If there are things in your life that need to be accomplished, then you should probably not read this book, because nothing will get done. However, I did not let that deter me! This is an engrossing and disturbing tale about the systematic murders of members of the Osage tribe for their oil headrights and the money that came with them in the 1920’s. In conjunction, Grann shows how the case to solve the crimes also helped establish the FBI. He brings all of the players in this little known part of American history to life and conveys the immediacy of the fear that gripped the Osage community and the federal agents that investigated the crimes. I had a hard time putting the book down; it had the pace of a crime thriller with its twists and turns, and I learned a lot from it. For one, I did not know that the Osage had so much money– they were fantastically wealthy, and I did not know how much the government limited their rights to spend their own money. They were made to be wards under white guardianship, and this made them vulnerable to abuse and exploitation. The extent of the crimes against them took my breath away.
As I read this book, I felt the frustration I often feel when I read historical works: that history does not stay in the past. We like to think that the racist ideals that lead white people to brazenly commit orchestrated crimes against people of a different race are over, but as white nationalists continue to have a louder voice in this country, the attitudes that lead those to kill the Osage because they thought they were inferior still prevail. I know this is not a profound thought; we just need to turn on the news to see it is so. Sometimes I think some people think that such incidents are discrete and isolated, executed by one person at a time. Grann reveals how much of the abuse was supported by laws and many of the white community working together against the Osage. Racism of the past and racism today are not just result of people’s attitudes, but the result of the laws, policies, and codes we have in place to keep people “in their place”. People can never truly be free if the system works against them.
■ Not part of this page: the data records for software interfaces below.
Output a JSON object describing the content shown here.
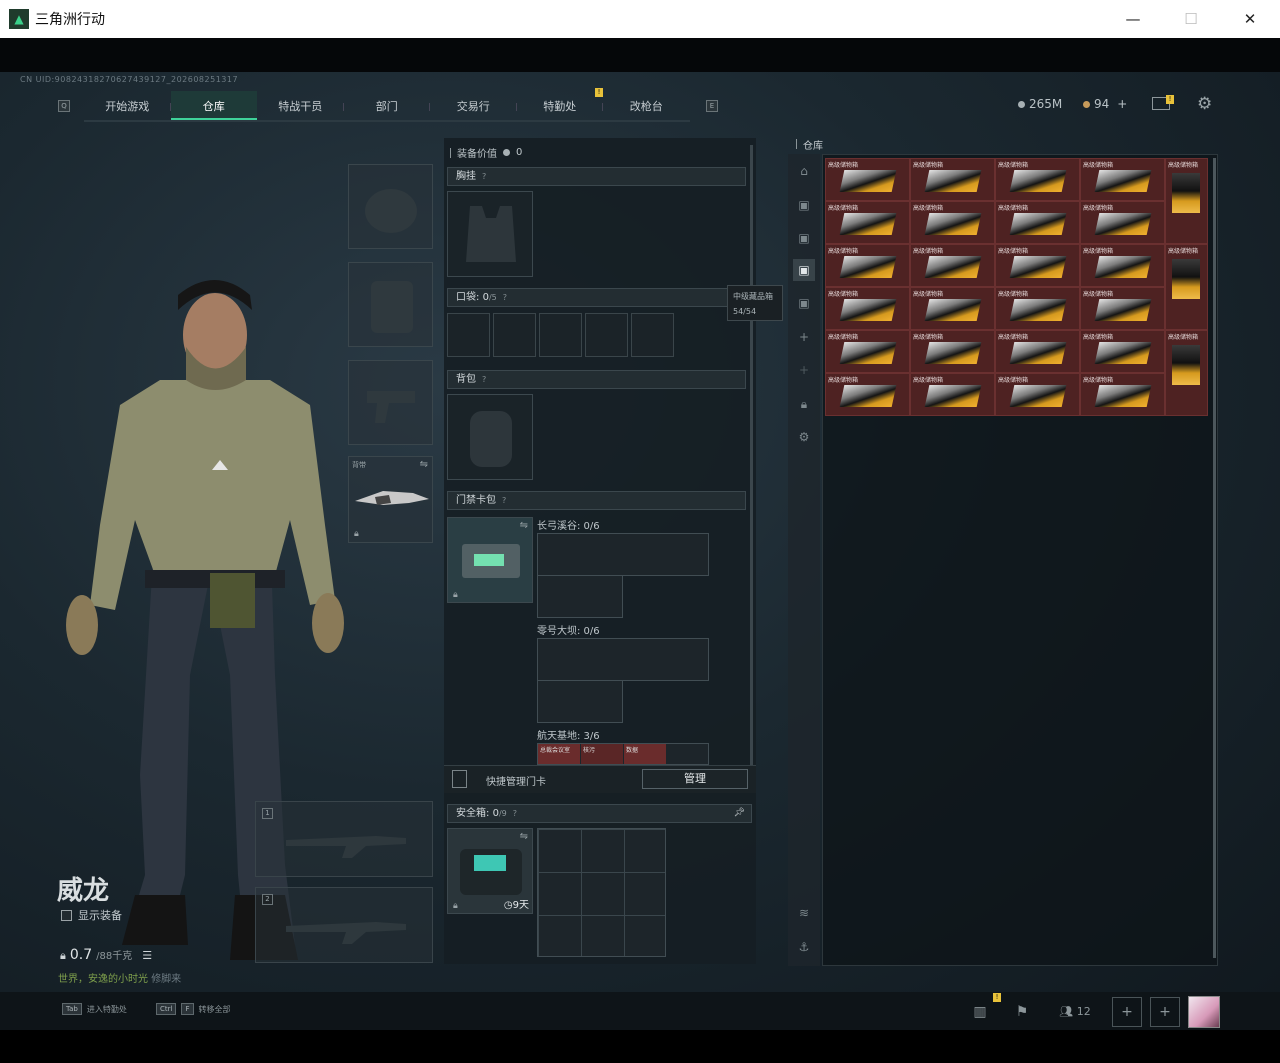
{
  "window": {
    "title": "三角洲行动",
    "logo_icon": "delta-logo-icon",
    "minimize": "—",
    "maximize": "☐",
    "close": "✕"
  },
  "uid": "CN UID:9082431827062743912​7_202608251317",
  "nav": {
    "left_key": "Q",
    "right_key": "E",
    "tabs": [
      "开始游戏",
      "仓库",
      "特战干员",
      "部门",
      "交易行",
      "特勤处",
      "改枪台"
    ],
    "active": "仓库",
    "badge": "!"
  },
  "currency": {
    "silver": "265M",
    "gold": "94",
    "gold_add": "+",
    "mail_badge": "!"
  },
  "character": {
    "name": "威龙",
    "show_equipment": "显示装备",
    "weight": "0.7",
    "weight_max": "/88千克",
    "subtitle_green": "世界，安逸的小时光",
    "subtitle_gray": "修脚来",
    "melee_label": "背带",
    "weapon_slot_1": "1",
    "weapon_slot_2": "2"
  },
  "middle": {
    "equip_value_label": "装备价值",
    "equip_value": "0",
    "chest_label": "胸挂",
    "pocket_label": "口袋:",
    "pocket_count": "0",
    "pocket_cap": "/5",
    "backpack_label": "背包",
    "keycard_label": "门禁卡包",
    "keycard_groups": [
      {
        "name": "长弓溪谷: 0/6"
      },
      {
        "name": "零号大坝: 0/6"
      },
      {
        "name": "航天基地: 3/6"
      }
    ],
    "keycard_item_labels": [
      "总裁会议室",
      "核污",
      "数据"
    ],
    "quick_manage": "快捷管理门卡",
    "manage_btn": "管理",
    "safebox_label": "安全箱:",
    "safebox_count": "0",
    "safebox_cap": "/9",
    "safebox_days": "9天",
    "help": "?"
  },
  "stash": {
    "title": "仓库",
    "item_name": "高级储物箱",
    "rows": 6,
    "tooltip_title": "中级藏品箱",
    "tooltip_count": "54/54"
  },
  "bottom": {
    "tab_key": "Tab",
    "tab_text": "进入特勤处",
    "ctrl_key": "Ctrl",
    "f_key": "F",
    "ctrl_text": "转移全部",
    "friends": "12",
    "badge": "!"
  }
}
I read a one-star review of this book (not on Goodreads), and the reviewer cited the book as something people on the Left would gobble up and criticized Grann for not providing enough “context” and for applying today’s values on the past. One might conclude that this reader thinks that racism and discrimination was/is okay and it’s only part of the Leftist agenda that it’s now wrong to kill and exploit others. This review dispirited me as we like to think (or I like to, anyway) that if we confront people with documented facts and human stories that they will understand, but some do not want to understand. They are some of those who keep history present.